··· The input ···

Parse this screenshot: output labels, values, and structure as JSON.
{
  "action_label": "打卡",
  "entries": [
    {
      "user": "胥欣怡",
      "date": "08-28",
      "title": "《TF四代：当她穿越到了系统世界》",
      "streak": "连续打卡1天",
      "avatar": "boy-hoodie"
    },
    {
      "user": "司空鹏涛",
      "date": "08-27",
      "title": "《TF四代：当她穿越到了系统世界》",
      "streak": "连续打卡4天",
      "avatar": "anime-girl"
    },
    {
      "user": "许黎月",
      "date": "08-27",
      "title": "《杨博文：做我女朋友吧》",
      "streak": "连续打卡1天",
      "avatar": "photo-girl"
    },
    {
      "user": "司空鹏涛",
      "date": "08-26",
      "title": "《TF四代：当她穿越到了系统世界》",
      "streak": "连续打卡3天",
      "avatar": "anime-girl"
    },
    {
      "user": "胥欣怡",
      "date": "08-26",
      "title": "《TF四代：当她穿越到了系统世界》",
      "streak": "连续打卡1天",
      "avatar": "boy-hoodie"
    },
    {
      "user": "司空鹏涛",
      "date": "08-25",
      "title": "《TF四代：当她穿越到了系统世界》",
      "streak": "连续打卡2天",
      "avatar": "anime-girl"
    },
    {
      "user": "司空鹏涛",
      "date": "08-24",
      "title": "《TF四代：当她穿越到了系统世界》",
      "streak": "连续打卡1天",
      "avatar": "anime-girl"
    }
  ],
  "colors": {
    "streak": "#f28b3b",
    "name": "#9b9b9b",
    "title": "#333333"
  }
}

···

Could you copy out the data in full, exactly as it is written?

- [Answer section]:
Parse this screenshot: output labels, values, and structure as JSON.
{
  "action_label": "打卡",
  "entries": [
    {
      "user": "胥欣怡",
      "date": "08-28",
      "title": "《TF四代：当她穿越到了系统世界》",
      "streak": "连续打卡1天",
      "avatar": "boy-hoodie"
    },
    {
      "user": "司空鹏涛",
      "date": "08-27",
      "title": "《TF四代：当她穿越到了系统世界》",
      "streak": "连续打卡4天",
      "avatar": "anime-girl"
    },
    {
      "user": "许黎月",
      "date": "08-27",
      "title": "《杨博文：做我女朋友吧》",
      "streak": "连续打卡1天",
      "avatar": "photo-girl"
    },
    {
      "user": "司空鹏涛",
      "date": "08-26",
      "title": "《TF四代：当她穿越到了系统世界》",
      "streak": "连续打卡3天",
      "avatar": "anime-girl"
    },
    {
      "user": "胥欣怡",
      "date": "08-26",
      "title": "《TF四代：当她穿越到了系统世界》",
      "streak": "连续打卡1天",
      "avatar": "boy-hoodie"
    },
    {
      "user": "司空鹏涛",
      "date": "08-25",
      "title": "《TF四代：当她穿越到了系统世界》",
      "streak": "连续打卡2天",
      "avatar": "anime-girl"
    },
    {
      "user": "司空鹏涛",
      "date": "08-24",
      "title": "《TF四代：当她穿越到了系统世界》",
      "streak": "连续打卡1天",
      "avatar": "anime-girl"
    }
  ],
  "colors": {
    "streak": "#f28b3b",
    "name": "#9b9b9b",
    "title": "#333333"
  }
}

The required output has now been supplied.